Señor Matta to Mr. Eagan .



Sir: As certain charges were made against the soldiers and officers of the police of Valparaiso in your communication of the 26th instant, and pending the publication of all that has been done in the examination of the occurrences of the 16th instant, which this department must lay before you, the undersigned deems it necessary and proper to transmit to you the report which has been made by the intendente of Valparaiso (based upon the facts which he has been able to elicit) in the discharge of his duty, and with a view to discovering those who were guilty of the acts which took place on the 16th instant.

The report of Don Juan de Dios Arlegui, which is based upon information received from the officers concerned, says as follows:

“You will thereby understand how very incorrect were the charges made by the United States minister against the police of this city. It would have been physically impossible for the police to commit all the acts of brutality and cruelty with which they are charged. The riot began at about 6 p.m. in Clave, San Martin, San Francisco streets, and others which are inhabited by low characters and in which liquor shops and sailors’ boarding houses are numerous. It is very easy to collect a mob there in a few minutes.

“I was informed of the riot at about a quarter past 6 p.m., and at once gave orders by telephone to police headquarters and to the Santo Domingo station, and verbally to the guard of the intendencia, directing that the largest force possible should be sent immediately to put down the riot. This was done, but when the force, consisting mostly of police, arrived, which was at about half past 6, the mob numbered about 1,000 persons, and extended from Echaurren Square to the passenger wharf, occupying Cochrane and Blanco streets, and Errazuriz avenue, and forming a regular battlefield in which all, and particularly the American sailors, fought with stones, sticks, and swords (knives?). The police and the soldiers who had come up did nothing more than arrest those who were most violent, owing to their intoxicated condition, and disperse the crowd. An hour afterwards, at half past 7 p.m., everything was quiet and the persons who had been arrested had been turned over to the criminal judge, who was also on the spot.

“When the police force arrived a shot from a gun or pistol was heard behind the captain who was in command. The captain turned at once and saw a seaman from the Baltimore fall, having received a wound in the neck. The shot had evidently been fired from a considerable crowd of people standing near. It was impossible to [Page 333] find out who had fired the shot or to find any person who was armed, which will he readily understood if it is considered that the shooting took place just when the police were arriving at Echaurren Square.

“The officer dismounted, attended to the wounded man, and had him carried to a drug store kept by a Señor Guzman, so that his first wants might he supplied, and then sent him to a hospital. Unfortunately he died on the way.
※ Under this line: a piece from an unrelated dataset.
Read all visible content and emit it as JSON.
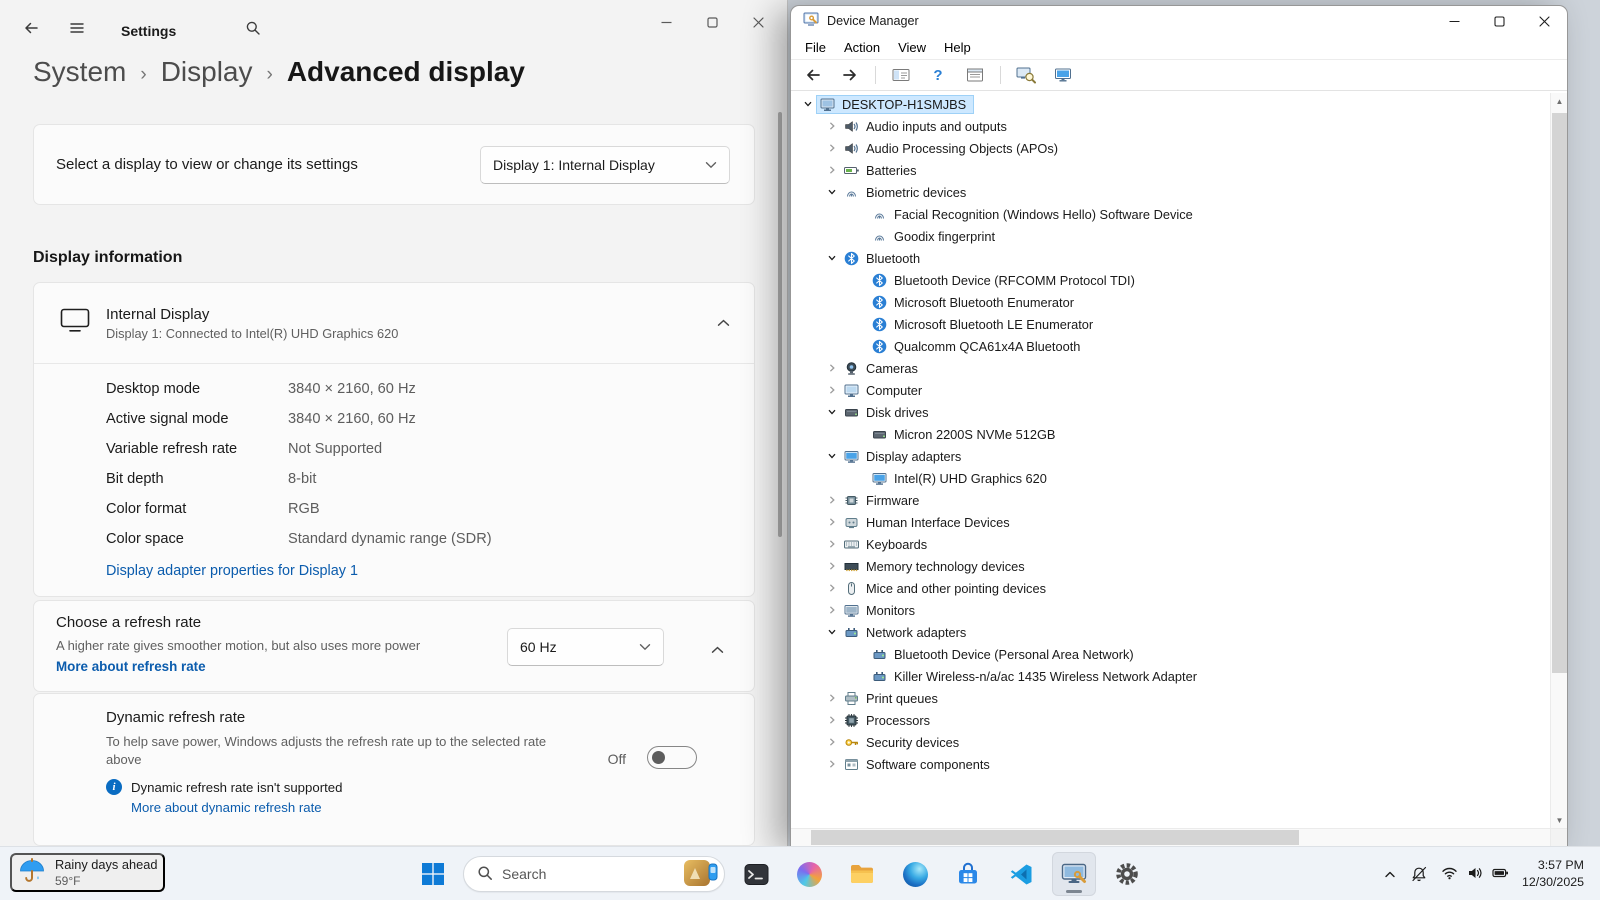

“I do not think, Señor Minister, that the local authorities could have done more than they did on the occasion of this unfortunate occurrence, in view of the place where it originated, the insufficiency of the police force for this extensive and irregularly built city, and the imprudence of allowing 160 men belonging to the crew of the Baltimore to go ashore at one time, as the police reports state was done.

“It has been impossible to ascertain the precise cause of the riot. I do not know whether it will be shown by the examination which is now in progress; there is, however, every reason to suppose that it was the outcome of a quarrel between drunken sailors. A similar quarrel had taken place a few days before between German and Chilean sailors.”

According to the rules which govern criminal proceedings in Chile, such proceedings are conducted in secret while the facts are being investigated. Hence neither the intendente of Valparaiso nor the undersigned can know anything beyond what appears from the declaration and statements of certain determinate persons. Thus they can affirm or deny nothing as regards the result which may be reached by the judge who is conducting the investigation, which is likely to last longer and to be more complicated, according to the increased number of those against whom charges are preferred. Reiterating my promise to communicate to the United States legation the result of the trial, and feeling certain that, when the guilty parties are discovered, full justice will be done, I have the honor to reiterate to you, Mr. Minister, the assurance of my high consideration.

M. A. Matta.

A correct copy.

A. Bascuñan,

The foregoing agrees with the document on file at this legation.

[l. s.]
Aníbal Cruz